BRIEF:
This exercise asks for every line of the material that contains the word "notes".
######
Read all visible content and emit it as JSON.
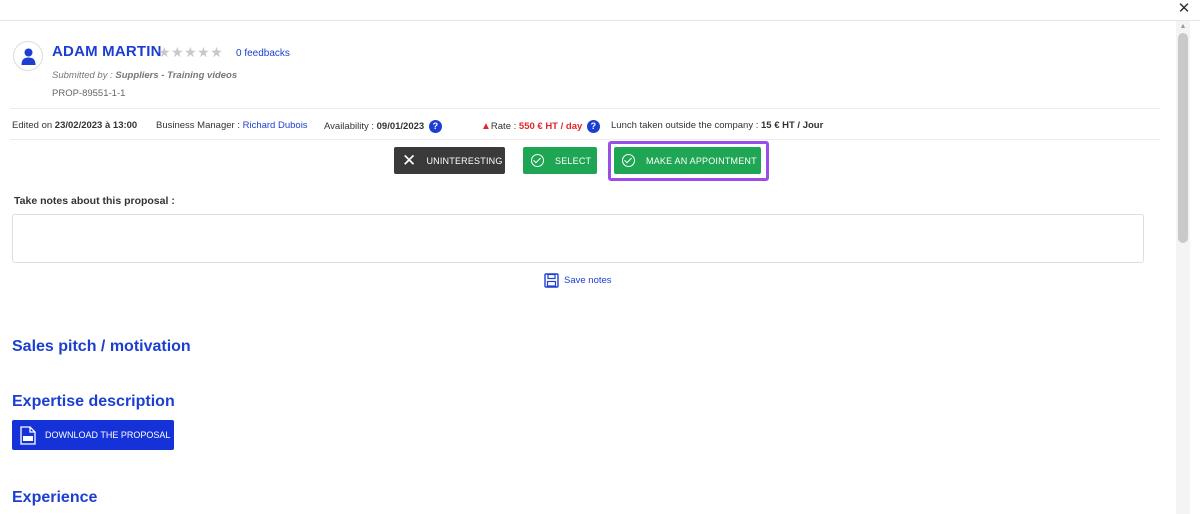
{
  "window": {
    "close_label": "✕"
  },
  "profile": {
    "name": "ADAM MARTIN",
    "stars": "★★★★★",
    "feedbacks": "0 feedbacks",
    "submitted_prefix": "Submitted by : ",
    "submitted_by": "Suppliers - Training videos",
    "reference": "PROP-89551-1-1"
  },
  "info": {
    "edited_prefix": "Edited on ",
    "edited_value": "23/02/2023 à 13:00",
    "bm_prefix": "Business Manager : ",
    "bm_value": "Richard Dubois",
    "availability_prefix": "Availability : ",
    "availability_value": "09/01/2023",
    "rate_prefix": "Rate : ",
    "rate_value": "550 € HT / day",
    "lunch_prefix": "Lunch taken outside the company : ",
    "lunch_value": "15 € HT / Jour",
    "help_glyph": "?"
  },
  "actions": {
    "uninteresting": "UNINTERESTING",
    "select": "SELECT",
    "appointment": "MAKE AN APPOINTMENT"
  },
  "notes": {
    "label": "Take notes about this proposal :",
    "value": "",
    "save_label": "Save notes"
  },
  "sections": {
    "pitch": "Sales pitch / motivation",
    "expertise": "Expertise description",
    "download": "DOWNLOAD THE PROPOSAL",
    "experience": "Experience"
  },
  "colors": {
    "primary": "#1c3fd1",
    "success": "#1fa654",
    "dark": "#3a3a3a",
    "danger": "#e5262a",
    "highlight": "#9b4de8"
  }
}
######
SOLUTION FOR THIS TASK:
  "notes": {
    "label": "Take notes about this proposal :",
    "save_label": "Save notes"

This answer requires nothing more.